Most importantly, your dentist can conduct a comprehensive oral health assessment to help identify oral issues beyond dental diseases. This exhaustive evaluation can help detect and treat bruxism, improper bite alignment, and temporomandibular joint disorders.
Risks and Limitations of At-Home Dental Remedies
While at-home dental remedies may seem convenient and effective, relying on them can do more harm than good. Here are some potential risks and limitations of at-home dental remedies that you should consider:
- Delayed treatment: Relying on at-home dental remedies for dental issues could lead to a delay in seeking professional care causing complications and further damage to your oral structures.
- Misdiagnosis: A professional dental examination is crucial to receiving a proper diagnosis. Since at-home remedies don’t involve a dental professional, there’s a chance you could misdiagnose your condition and cause complications by using the wrong remedies.
- Ineffectiveness: While at-home remedies can provide temporary relief, they typically aren’t effective at treating underlying dental issues. For example, oil pulling can freshen your breath, but it won’t remove tartar deposits from your teeth.
- Irritation and damage: Some at-home dental remedies can irritate or damage the teeth and gums if misused. For example, baking soda and certain essential oils can injure the gums if used excessively.
Prevention and Maintenance Tips
Prevention is vital when it comes to minimizing the risk of tooth chips. The following tips will help you prevent tooth chips, improve your oral health, and maintain a healthy smile:
- Practice good oral hygiene: Brushing and flossing your teeth daily using the proper techniques reduces the risk of tooth decay and gum disease, which can weaken your teeth, making them susceptible to chipping. Additionally, brushing with fluoride toothpaste strengthens the enamel making your teeth less prone to chips.
- Wear a mouthguard: Protect your teeth by wearing a mouthguard if you participate in contact sports or activities with a risk of impact to the face.

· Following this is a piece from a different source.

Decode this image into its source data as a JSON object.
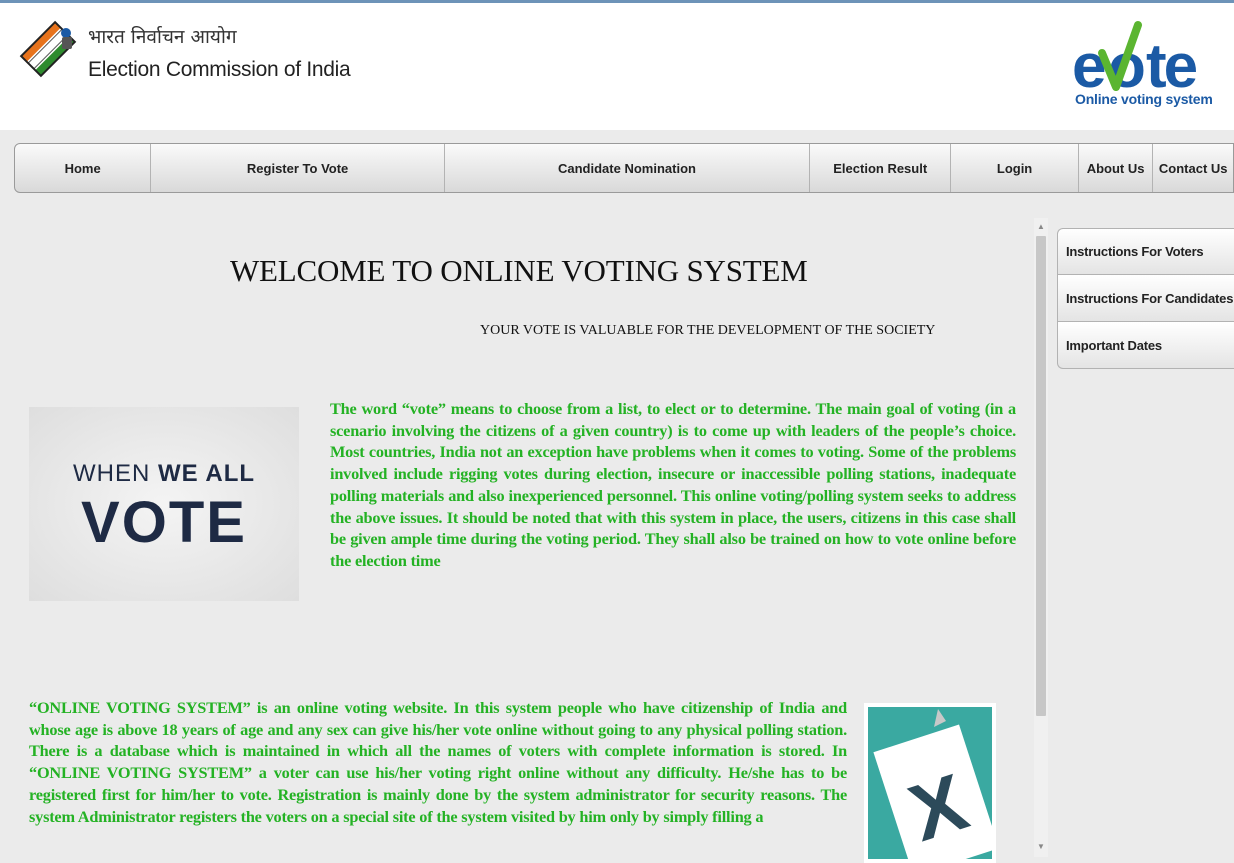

- Use a soft-bristled toothbrush: A soft-bristled toothbrush will effectively clean your teeth without injuring your gums. Hard-bristled toothbrushes can wear down your enamel and increase the risk of chipping.

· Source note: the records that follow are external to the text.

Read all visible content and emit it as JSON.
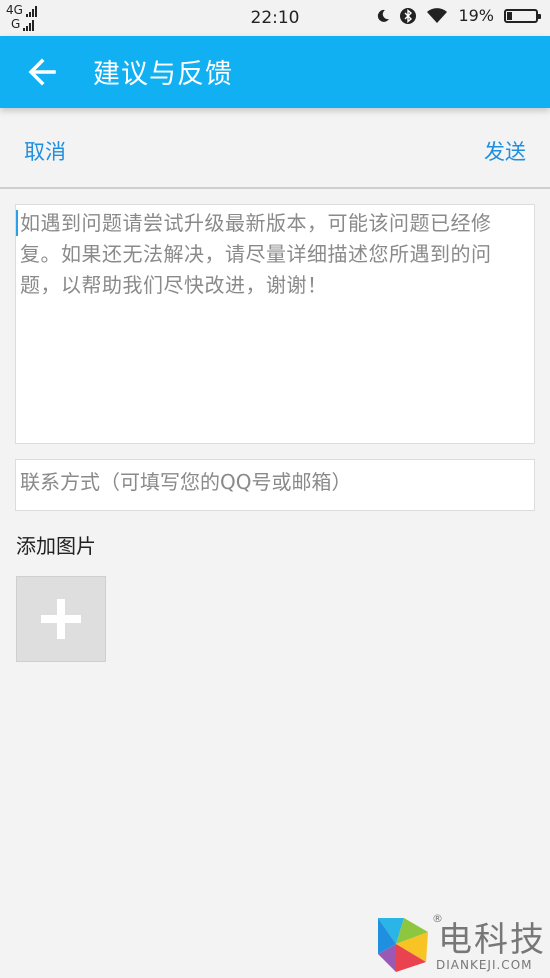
{
  "status_bar": {
    "network_top": "4G",
    "network_bottom": "G",
    "time": "22:10",
    "battery": "19%",
    "battery_level": 0.19,
    "icons": [
      "moon-icon",
      "bluetooth-icon",
      "wifi-icon",
      "battery-icon"
    ]
  },
  "app_bar": {
    "title": "建议与反馈",
    "back_icon": "arrow-left-icon",
    "color": "#10b0f3"
  },
  "actions": {
    "cancel_label": "取消",
    "send_label": "发送",
    "accent": "#1f8fe0"
  },
  "feedback": {
    "placeholder": "如遇到问题请尝试升级最新版本，可能该问题已经修复。如果还无法解决，请尽量详细描述您所遇到的问题，以帮助我们尽快改进，谢谢！"
  },
  "contact": {
    "placeholder": "联系方式（可填写您的QQ号或邮箱）"
  },
  "add_picture": {
    "label": "添加图片",
    "icon": "plus-icon"
  },
  "watermark": {
    "name": "电科技",
    "url": "DIANKEJI.COM",
    "reg": "®"
  }
}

- Avoid chewing on hard objects: Constantly biting or chewing on hard objects such as pens, hard candies, and ice puts excessive pressure on your teeth, leading to tooth breakage.
- Attend regular dental check-ups: Regular dental check-ups allow your dentist to identify issues that may increase the risk of tooth chips, such as bruxism, improper bite alignment, and cavities. Your dentist can identify cracks that are developing your teeth and provide solutions before the teeth break or chip.
Ultimately, seeking professional dental care is crucial to restoring a chipped tooth’s natural appearance and functionality. An experienced dentist will assess the severity of the chip and recommend the best restorative solution. Whether it be dental bonding, veneers, enamel shaping, crowns, or implants, consulting a professional ensures that you receive personalized treatment guaranteeing the best results.
Moreover, good oral health habits such as regular dental check-ups, proper brushing and flossing techniques, and a balanced diet contribute to strong teeth. This minimizes the risk of tooth damage and helps you maintain a confident smile.
Remember, a chipped tooth shouldn’t be ignored. Don’t hesitate to contact us if you have any concerns about tooth breakage or available restoration treatments.